Sapphires are the blue variety of the precious gemstone corundum. They can be found in a wide range of shades, from pale blue to almost black; however, the most prized shade of sapphire is cornflower blue, which is also known as Kashmir sapphire.
The chemical composition for sapphires is Al2O3, or aluminum oxide. It measures a 9 on the Moh’s scale, which is a system for establishing the hardness of gemstones and minerals. The only gem harder than a sapphire is a diamond.
The star in a star sapphire is the result of microscopic inclusions of another mineral, usually rutile. These inclusions cause an effect known as asterism—when the stone is cut along its C axis, a star appears. The stars can have as few as two or as many as 12 rays, which may also be of varying intensity.
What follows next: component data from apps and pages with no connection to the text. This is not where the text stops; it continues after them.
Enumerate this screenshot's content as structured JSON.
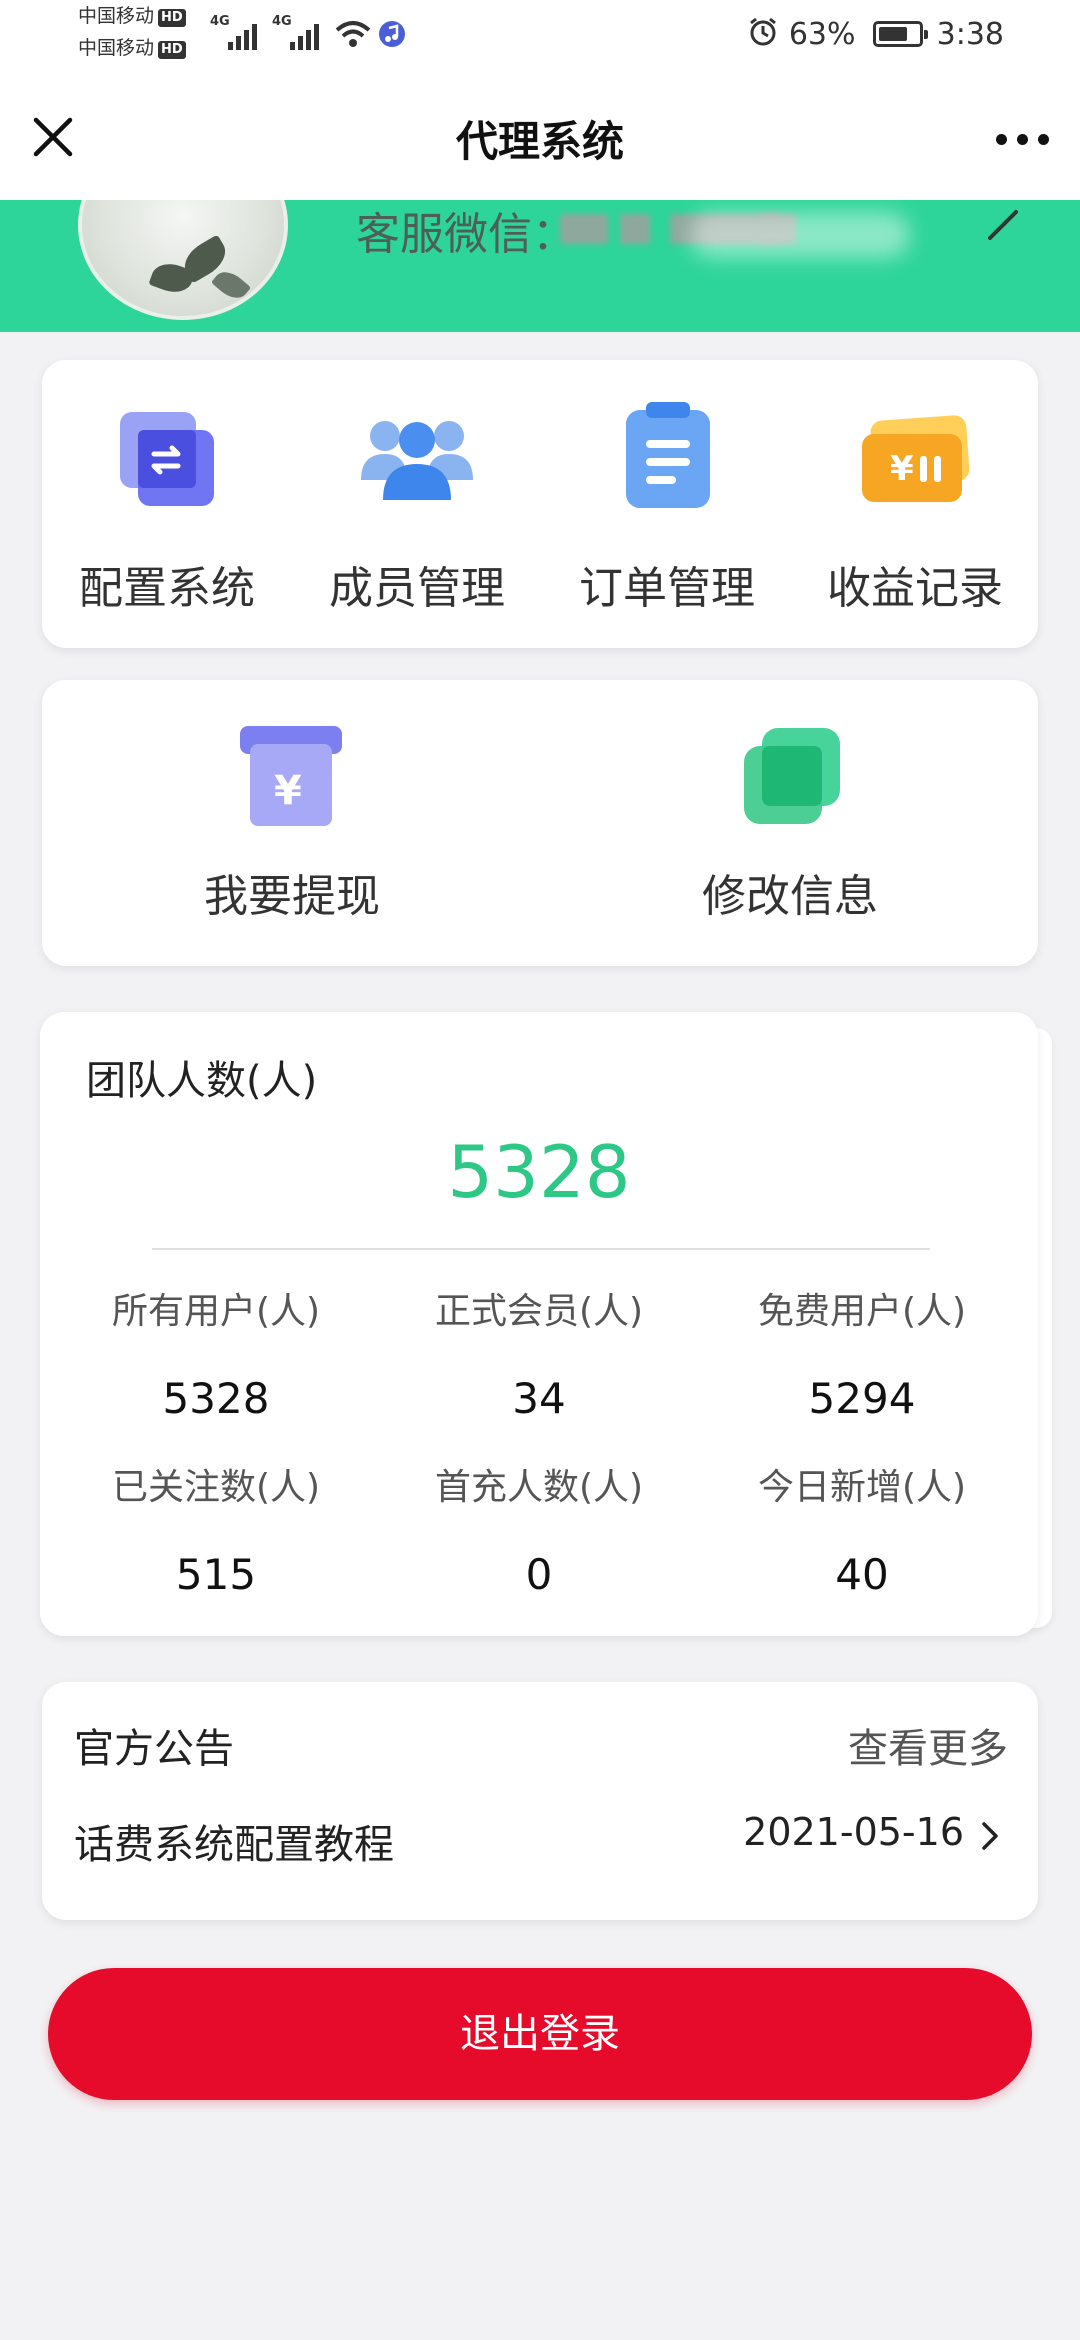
{
  "status_bar": {
    "carrier1": "中国移动",
    "carrier2": "中国移动",
    "hd": "HD",
    "net1": "4G",
    "net2": "4G",
    "battery": "63%",
    "time": "3:38"
  },
  "nav": {
    "title": "代理系统"
  },
  "header": {
    "customer_service": "客服微信："
  },
  "menu_primary": [
    {
      "label": "配置系统",
      "icon": "config-icon"
    },
    {
      "label": "成员管理",
      "icon": "members-icon"
    },
    {
      "label": "订单管理",
      "icon": "orders-icon"
    },
    {
      "label": "收益记录",
      "icon": "earnings-icon"
    }
  ],
  "menu_secondary": [
    {
      "label": "我要提现",
      "icon": "withdraw-icon"
    },
    {
      "label": "修改信息",
      "icon": "edit-info-icon"
    }
  ],
  "team": {
    "label": "团队人数(人)",
    "total": "5328",
    "stats": [
      {
        "label": "所有用户(人)",
        "value": "5328"
      },
      {
        "label": "正式会员(人)",
        "value": "34"
      },
      {
        "label": "免费用户(人)",
        "value": "5294"
      },
      {
        "label": "已关注数(人)",
        "value": "515"
      },
      {
        "label": "首充人数(人)",
        "value": "0"
      },
      {
        "label": "今日新增(人)",
        "value": "40"
      }
    ]
  },
  "notice": {
    "title": "官方公告",
    "more": "查看更多",
    "item_title": "话费系统配置教程",
    "item_date": "2021-05-16"
  },
  "logout": {
    "label": "退出登录"
  },
  "colors": {
    "brand_green": "#2ed59a",
    "total_green": "#2ec886",
    "logout_red": "#e60b2a"
  }
}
Sapphires are the birthstone for the month of September. In addition, star sapphires are thought to ward off mental illness and colic, among other ailments. Due to the presence of the star, they are considered to be stones that connect the wearer to a higher plane of consciousness.